Saved data entries:
* * * * * * *
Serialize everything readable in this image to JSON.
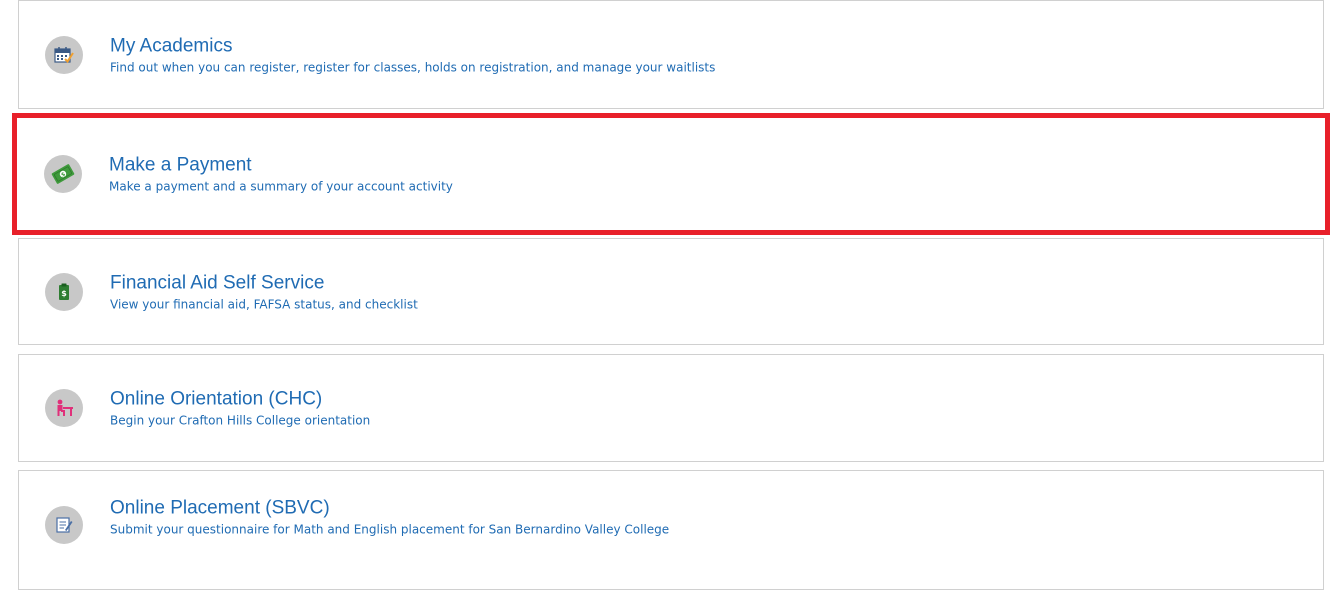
{
  "cards": [
    {
      "title": "My Academics",
      "description": "Find out when you can register, register for classes, holds on registration, and manage your waitlists",
      "icon": "calendar-icon",
      "highlighted": false
    },
    {
      "title": "Make a Payment",
      "description": "Make a payment and a summary of your account activity",
      "icon": "money-icon",
      "highlighted": true
    },
    {
      "title": "Financial Aid Self Service",
      "description": "View your financial aid, FAFSA status, and checklist",
      "icon": "financial-aid-icon",
      "highlighted": false
    },
    {
      "title": "Online Orientation (CHC)",
      "description": "Begin your Crafton Hills College orientation",
      "icon": "student-desk-icon",
      "highlighted": false
    },
    {
      "title": "Online Placement (SBVC)",
      "description": "Submit your questionnaire for Math and English placement for San Bernardino Valley College",
      "icon": "questionnaire-icon",
      "highlighted": false
    }
  ],
  "colors": {
    "link_blue": "#1f6bb3",
    "highlight_red": "#e8202a",
    "icon_circle": "#c8c8c8",
    "card_border": "#d0d0d0"
  }
}
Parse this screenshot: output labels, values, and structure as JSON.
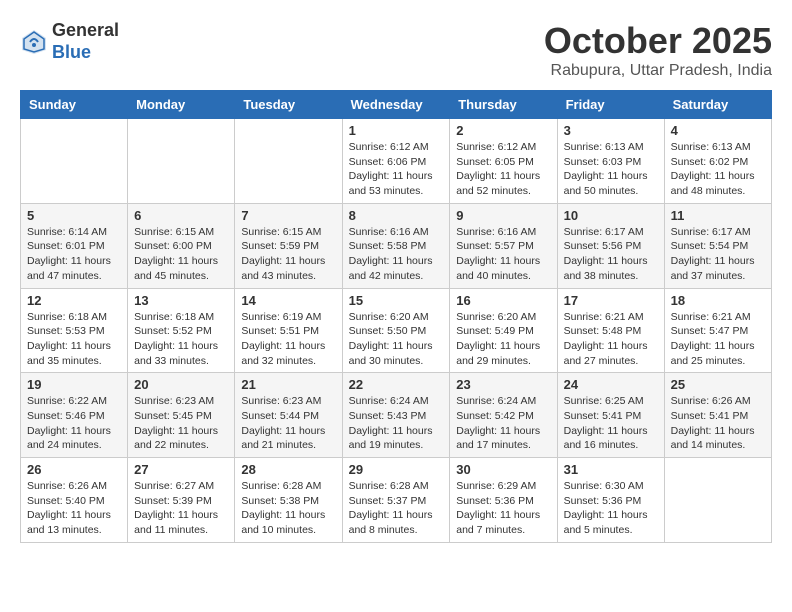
{
  "header": {
    "logo_line1": "General",
    "logo_line2": "Blue",
    "month_title": "October 2025",
    "location": "Rabupura, Uttar Pradesh, India"
  },
  "days_of_week": [
    "Sunday",
    "Monday",
    "Tuesday",
    "Wednesday",
    "Thursday",
    "Friday",
    "Saturday"
  ],
  "weeks": [
    [
      {
        "day": "",
        "sunrise": "",
        "sunset": "",
        "daylight": ""
      },
      {
        "day": "",
        "sunrise": "",
        "sunset": "",
        "daylight": ""
      },
      {
        "day": "",
        "sunrise": "",
        "sunset": "",
        "daylight": ""
      },
      {
        "day": "1",
        "sunrise": "Sunrise: 6:12 AM",
        "sunset": "Sunset: 6:06 PM",
        "daylight": "Daylight: 11 hours and 53 minutes."
      },
      {
        "day": "2",
        "sunrise": "Sunrise: 6:12 AM",
        "sunset": "Sunset: 6:05 PM",
        "daylight": "Daylight: 11 hours and 52 minutes."
      },
      {
        "day": "3",
        "sunrise": "Sunrise: 6:13 AM",
        "sunset": "Sunset: 6:03 PM",
        "daylight": "Daylight: 11 hours and 50 minutes."
      },
      {
        "day": "4",
        "sunrise": "Sunrise: 6:13 AM",
        "sunset": "Sunset: 6:02 PM",
        "daylight": "Daylight: 11 hours and 48 minutes."
      }
    ],
    [
      {
        "day": "5",
        "sunrise": "Sunrise: 6:14 AM",
        "sunset": "Sunset: 6:01 PM",
        "daylight": "Daylight: 11 hours and 47 minutes."
      },
      {
        "day": "6",
        "sunrise": "Sunrise: 6:15 AM",
        "sunset": "Sunset: 6:00 PM",
        "daylight": "Daylight: 11 hours and 45 minutes."
      },
      {
        "day": "7",
        "sunrise": "Sunrise: 6:15 AM",
        "sunset": "Sunset: 5:59 PM",
        "daylight": "Daylight: 11 hours and 43 minutes."
      },
      {
        "day": "8",
        "sunrise": "Sunrise: 6:16 AM",
        "sunset": "Sunset: 5:58 PM",
        "daylight": "Daylight: 11 hours and 42 minutes."
      },
      {
        "day": "9",
        "sunrise": "Sunrise: 6:16 AM",
        "sunset": "Sunset: 5:57 PM",
        "daylight": "Daylight: 11 hours and 40 minutes."
      },
      {
        "day": "10",
        "sunrise": "Sunrise: 6:17 AM",
        "sunset": "Sunset: 5:56 PM",
        "daylight": "Daylight: 11 hours and 38 minutes."
      },
      {
        "day": "11",
        "sunrise": "Sunrise: 6:17 AM",
        "sunset": "Sunset: 5:54 PM",
        "daylight": "Daylight: 11 hours and 37 minutes."
      }
    ],
    [
      {
        "day": "12",
        "sunrise": "Sunrise: 6:18 AM",
        "sunset": "Sunset: 5:53 PM",
        "daylight": "Daylight: 11 hours and 35 minutes."
      },
      {
        "day": "13",
        "sunrise": "Sunrise: 6:18 AM",
        "sunset": "Sunset: 5:52 PM",
        "daylight": "Daylight: 11 hours and 33 minutes."
      },
      {
        "day": "14",
        "sunrise": "Sunrise: 6:19 AM",
        "sunset": "Sunset: 5:51 PM",
        "daylight": "Daylight: 11 hours and 32 minutes."
      },
      {
        "day": "15",
        "sunrise": "Sunrise: 6:20 AM",
        "sunset": "Sunset: 5:50 PM",
        "daylight": "Daylight: 11 hours and 30 minutes."
      },
      {
        "day": "16",
        "sunrise": "Sunrise: 6:20 AM",
        "sunset": "Sunset: 5:49 PM",
        "daylight": "Daylight: 11 hours and 29 minutes."
      },
      {
        "day": "17",
        "sunrise": "Sunrise: 6:21 AM",
        "sunset": "Sunset: 5:48 PM",
        "daylight": "Daylight: 11 hours and 27 minutes."
      },
      {
        "day": "18",
        "sunrise": "Sunrise: 6:21 AM",
        "sunset": "Sunset: 5:47 PM",
        "daylight": "Daylight: 11 hours and 25 minutes."
      }
    ],
    [
      {
        "day": "19",
        "sunrise": "Sunrise: 6:22 AM",
        "sunset": "Sunset: 5:46 PM",
        "daylight": "Daylight: 11 hours and 24 minutes."
      },
      {
        "day": "20",
        "sunrise": "Sunrise: 6:23 AM",
        "sunset": "Sunset: 5:45 PM",
        "daylight": "Daylight: 11 hours and 22 minutes."
      },
      {
        "day": "21",
        "sunrise": "Sunrise: 6:23 AM",
        "sunset": "Sunset: 5:44 PM",
        "daylight": "Daylight: 11 hours and 21 minutes."
      },
      {
        "day": "22",
        "sunrise": "Sunrise: 6:24 AM",
        "sunset": "Sunset: 5:43 PM",
        "daylight": "Daylight: 11 hours and 19 minutes."
      },
      {
        "day": "23",
        "sunrise": "Sunrise: 6:24 AM",
        "sunset": "Sunset: 5:42 PM",
        "daylight": "Daylight: 11 hours and 17 minutes."
      },
      {
        "day": "24",
        "sunrise": "Sunrise: 6:25 AM",
        "sunset": "Sunset: 5:41 PM",
        "daylight": "Daylight: 11 hours and 16 minutes."
      },
      {
        "day": "25",
        "sunrise": "Sunrise: 6:26 AM",
        "sunset": "Sunset: 5:41 PM",
        "daylight": "Daylight: 11 hours and 14 minutes."
      }
    ],
    [
      {
        "day": "26",
        "sunrise": "Sunrise: 6:26 AM",
        "sunset": "Sunset: 5:40 PM",
        "daylight": "Daylight: 11 hours and 13 minutes."
      },
      {
        "day": "27",
        "sunrise": "Sunrise: 6:27 AM",
        "sunset": "Sunset: 5:39 PM",
        "daylight": "Daylight: 11 hours and 11 minutes."
      },
      {
        "day": "28",
        "sunrise": "Sunrise: 6:28 AM",
        "sunset": "Sunset: 5:38 PM",
        "daylight": "Daylight: 11 hours and 10 minutes."
      },
      {
        "day": "29",
        "sunrise": "Sunrise: 6:28 AM",
        "sunset": "Sunset: 5:37 PM",
        "daylight": "Daylight: 11 hours and 8 minutes."
      },
      {
        "day": "30",
        "sunrise": "Sunrise: 6:29 AM",
        "sunset": "Sunset: 5:36 PM",
        "daylight": "Daylight: 11 hours and 7 minutes."
      },
      {
        "day": "31",
        "sunrise": "Sunrise: 6:30 AM",
        "sunset": "Sunset: 5:36 PM",
        "daylight": "Daylight: 11 hours and 5 minutes."
      },
      {
        "day": "",
        "sunrise": "",
        "sunset": "",
        "daylight": ""
      }
    ]
  ]
}
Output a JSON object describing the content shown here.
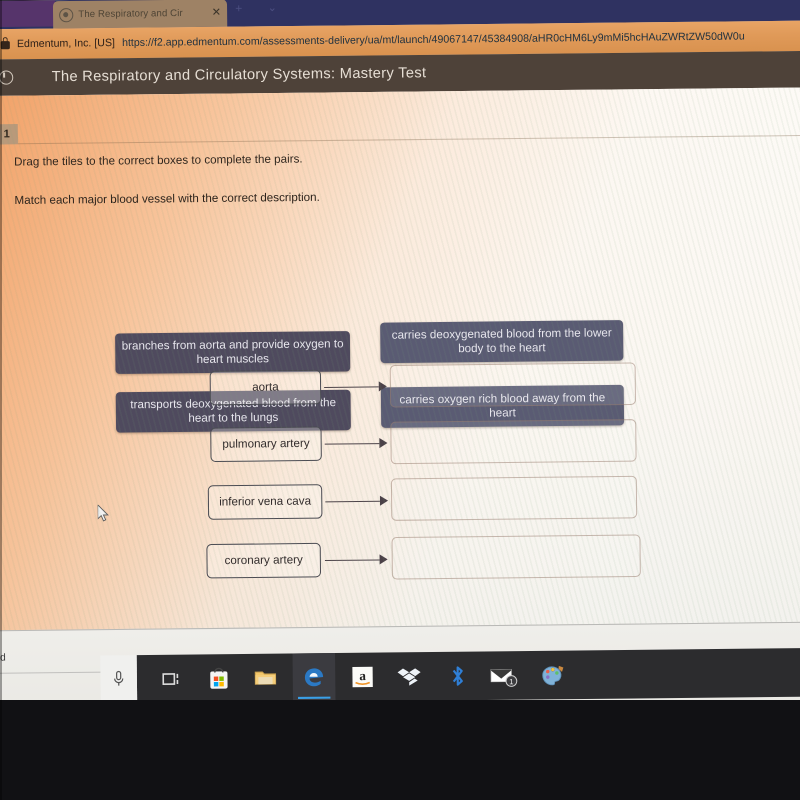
{
  "browser": {
    "tab": {
      "title": "The Respiratory and Cir",
      "close_label": "✕",
      "favicon_name": "edge-favicon"
    },
    "new_tab_label": "+",
    "tab_list_chevron": "⌄",
    "address_bar": {
      "security_label": "Edmentum, Inc. [US]",
      "url": "https://f2.app.edmentum.com/assessments-delivery/ua/mt/launch/49067147/45384908/aHR0cHM6Ly9mMi5hcHAuZWRtZW50dW0u",
      "lock_icon": "lock-icon"
    }
  },
  "app_header": {
    "title": "The Respiratory and Circulatory Systems: Mastery Test",
    "icon": "timer-clock-icon"
  },
  "question": {
    "number": "1",
    "instruction_1": "Drag the tiles to the correct boxes to complete the pairs.",
    "instruction_2": "Match each major blood vessel with the correct description."
  },
  "tiles": [
    {
      "id": "tile-branches-from-aorta",
      "text": "branches from aorta and provide oxygen to heart muscles",
      "color": "#4f4a5e"
    },
    {
      "id": "tile-transports-deoxygenated",
      "text": "transports deoxygenated blood from the heart to the lungs",
      "color": "#4f4a5e"
    },
    {
      "id": "tile-carries-deoxygenated",
      "text": "carries deoxygenated blood from the lower body to the heart",
      "color": "#5a5b73"
    },
    {
      "id": "tile-carries-oxygen-rich",
      "text": "carries oxygen rich blood away from the heart",
      "color": "#5a5b73"
    }
  ],
  "match_rows": [
    {
      "label": "aorta",
      "drop_value": ""
    },
    {
      "label": "pulmonary artery",
      "drop_value": ""
    },
    {
      "label": "inferior vena cava",
      "drop_value": ""
    },
    {
      "label": "coronary artery",
      "drop_value": ""
    }
  ],
  "status_bar": {
    "text_fragment": "d"
  },
  "taskbar": {
    "items": [
      {
        "name": "cortana-microphone-icon",
        "label": ""
      },
      {
        "name": "task-view-icon",
        "label": ""
      },
      {
        "name": "microsoft-store-icon",
        "label": ""
      },
      {
        "name": "file-explorer-icon",
        "label": ""
      },
      {
        "name": "microsoft-edge-icon",
        "label": "",
        "active": true
      },
      {
        "name": "amazon-icon",
        "label": "a"
      },
      {
        "name": "dropbox-icon",
        "label": ""
      },
      {
        "name": "bluetooth-icon",
        "label": ""
      },
      {
        "name": "mail-icon",
        "label": "",
        "badge": "1"
      },
      {
        "name": "paint-3d-icon",
        "label": ""
      }
    ]
  },
  "colors": {
    "tab_strip": "#2f3261",
    "url_bar": "#e09a59",
    "app_header": "#4e4239",
    "tile_left": "#4f4a5e",
    "tile_right": "#5a5b73",
    "taskbar": "#2c2c2e",
    "edge_accent": "#3aa0e8"
  }
}
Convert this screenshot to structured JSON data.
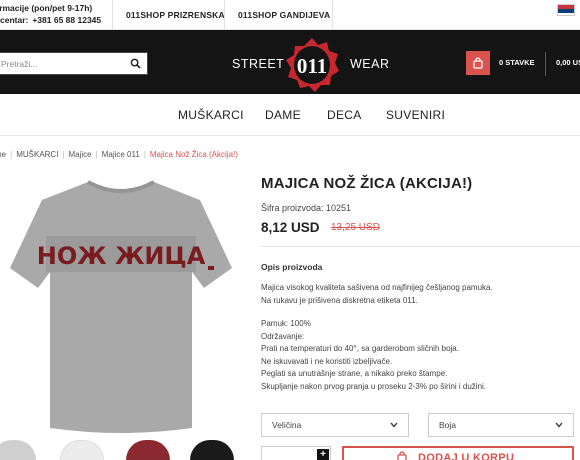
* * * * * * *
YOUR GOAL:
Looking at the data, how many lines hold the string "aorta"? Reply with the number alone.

ANSWER TO THE EXERCISE:
3